Within the listing below, locate all lines containing the word "Funktion". Copy each one.

*** Data for this task Section Begins ***

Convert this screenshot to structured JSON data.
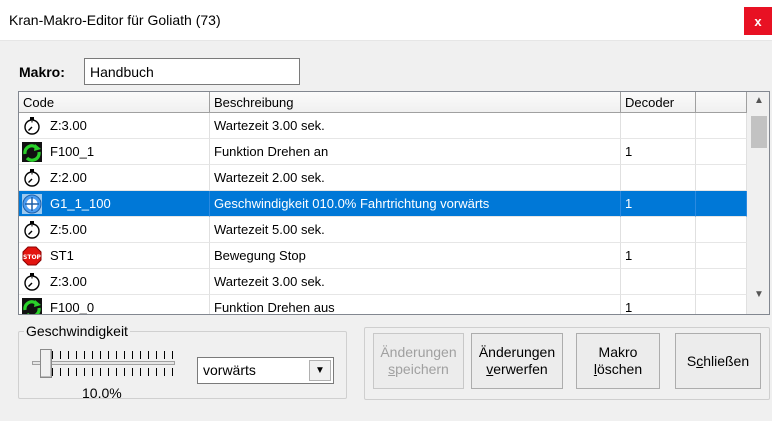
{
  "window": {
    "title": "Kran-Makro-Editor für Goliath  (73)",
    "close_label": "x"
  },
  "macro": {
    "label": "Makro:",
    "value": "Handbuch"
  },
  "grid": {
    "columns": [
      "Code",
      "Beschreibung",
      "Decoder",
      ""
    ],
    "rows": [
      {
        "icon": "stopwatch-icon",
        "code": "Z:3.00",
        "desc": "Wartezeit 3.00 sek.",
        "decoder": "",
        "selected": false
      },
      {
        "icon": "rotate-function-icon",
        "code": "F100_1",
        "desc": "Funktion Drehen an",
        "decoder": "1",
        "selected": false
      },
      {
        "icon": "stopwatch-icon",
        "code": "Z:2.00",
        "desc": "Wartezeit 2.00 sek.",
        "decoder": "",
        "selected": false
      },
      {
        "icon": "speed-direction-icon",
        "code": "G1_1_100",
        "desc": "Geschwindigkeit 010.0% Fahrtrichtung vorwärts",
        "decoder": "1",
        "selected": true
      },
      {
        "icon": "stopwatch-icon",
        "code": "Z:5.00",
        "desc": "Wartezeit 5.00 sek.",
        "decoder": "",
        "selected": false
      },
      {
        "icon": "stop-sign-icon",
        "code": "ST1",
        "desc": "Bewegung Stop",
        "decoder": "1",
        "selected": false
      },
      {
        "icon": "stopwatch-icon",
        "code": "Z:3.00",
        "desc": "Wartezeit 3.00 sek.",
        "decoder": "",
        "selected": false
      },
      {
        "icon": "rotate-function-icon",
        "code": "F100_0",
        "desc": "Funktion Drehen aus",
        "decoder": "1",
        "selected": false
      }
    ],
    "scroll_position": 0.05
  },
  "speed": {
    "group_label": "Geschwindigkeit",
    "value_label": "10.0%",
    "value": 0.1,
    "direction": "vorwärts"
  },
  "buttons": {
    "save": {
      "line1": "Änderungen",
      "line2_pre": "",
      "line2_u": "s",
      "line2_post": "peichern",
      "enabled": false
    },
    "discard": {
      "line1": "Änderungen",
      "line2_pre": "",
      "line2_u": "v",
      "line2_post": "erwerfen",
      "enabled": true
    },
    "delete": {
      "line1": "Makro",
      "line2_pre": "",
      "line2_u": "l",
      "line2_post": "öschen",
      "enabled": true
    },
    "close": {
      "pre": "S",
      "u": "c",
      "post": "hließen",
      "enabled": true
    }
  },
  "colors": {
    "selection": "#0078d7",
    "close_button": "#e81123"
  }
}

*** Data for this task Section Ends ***
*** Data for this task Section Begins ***

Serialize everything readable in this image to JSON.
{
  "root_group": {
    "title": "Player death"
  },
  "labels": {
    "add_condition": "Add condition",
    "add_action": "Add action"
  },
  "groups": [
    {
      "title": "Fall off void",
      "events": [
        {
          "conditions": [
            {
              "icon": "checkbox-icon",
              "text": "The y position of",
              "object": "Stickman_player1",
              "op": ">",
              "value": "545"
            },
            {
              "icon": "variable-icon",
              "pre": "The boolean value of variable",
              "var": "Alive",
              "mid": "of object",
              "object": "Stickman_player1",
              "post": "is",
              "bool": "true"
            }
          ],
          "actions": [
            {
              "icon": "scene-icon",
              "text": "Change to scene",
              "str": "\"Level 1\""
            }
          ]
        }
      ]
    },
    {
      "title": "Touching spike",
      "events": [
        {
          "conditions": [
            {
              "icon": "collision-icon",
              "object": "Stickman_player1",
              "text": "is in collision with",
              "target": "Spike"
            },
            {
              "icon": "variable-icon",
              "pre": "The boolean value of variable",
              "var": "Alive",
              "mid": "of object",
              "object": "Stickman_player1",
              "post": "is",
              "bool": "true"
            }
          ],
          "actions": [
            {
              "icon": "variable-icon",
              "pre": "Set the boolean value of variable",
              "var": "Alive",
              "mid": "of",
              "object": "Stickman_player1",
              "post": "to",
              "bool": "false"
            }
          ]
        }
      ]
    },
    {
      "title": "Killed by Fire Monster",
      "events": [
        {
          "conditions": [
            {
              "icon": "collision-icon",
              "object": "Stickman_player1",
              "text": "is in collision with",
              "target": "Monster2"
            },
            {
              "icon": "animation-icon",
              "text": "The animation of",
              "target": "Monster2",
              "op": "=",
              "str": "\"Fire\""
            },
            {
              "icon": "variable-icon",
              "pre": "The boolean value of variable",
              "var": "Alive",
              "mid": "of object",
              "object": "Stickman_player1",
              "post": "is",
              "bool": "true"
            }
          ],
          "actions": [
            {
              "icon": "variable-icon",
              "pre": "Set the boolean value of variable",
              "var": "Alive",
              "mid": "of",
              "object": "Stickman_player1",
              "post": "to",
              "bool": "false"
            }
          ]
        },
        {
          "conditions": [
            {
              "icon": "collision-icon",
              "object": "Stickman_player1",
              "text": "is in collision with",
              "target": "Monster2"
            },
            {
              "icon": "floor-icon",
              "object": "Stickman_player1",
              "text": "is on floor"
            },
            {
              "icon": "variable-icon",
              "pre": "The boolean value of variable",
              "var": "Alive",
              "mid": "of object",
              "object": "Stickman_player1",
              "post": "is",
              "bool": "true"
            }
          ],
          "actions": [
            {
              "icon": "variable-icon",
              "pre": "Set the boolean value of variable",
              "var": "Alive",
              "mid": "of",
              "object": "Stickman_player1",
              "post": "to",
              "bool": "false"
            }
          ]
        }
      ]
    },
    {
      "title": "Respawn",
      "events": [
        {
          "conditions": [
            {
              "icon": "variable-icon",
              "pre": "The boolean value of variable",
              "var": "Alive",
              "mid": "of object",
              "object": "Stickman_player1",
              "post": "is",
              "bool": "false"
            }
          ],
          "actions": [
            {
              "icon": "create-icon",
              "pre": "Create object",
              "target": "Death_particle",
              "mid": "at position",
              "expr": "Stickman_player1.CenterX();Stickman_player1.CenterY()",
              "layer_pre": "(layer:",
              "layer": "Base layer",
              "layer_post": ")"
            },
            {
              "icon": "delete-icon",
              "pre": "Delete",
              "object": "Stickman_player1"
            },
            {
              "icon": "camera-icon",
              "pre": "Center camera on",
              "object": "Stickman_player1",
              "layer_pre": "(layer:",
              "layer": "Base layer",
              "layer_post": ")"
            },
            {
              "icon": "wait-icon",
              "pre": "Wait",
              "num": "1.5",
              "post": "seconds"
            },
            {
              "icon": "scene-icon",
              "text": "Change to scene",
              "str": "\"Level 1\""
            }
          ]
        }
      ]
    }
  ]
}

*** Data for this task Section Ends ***

Answer section ▸
        "desc": "Funktion Drehen an",
        "desc": "Funktion Drehen aus",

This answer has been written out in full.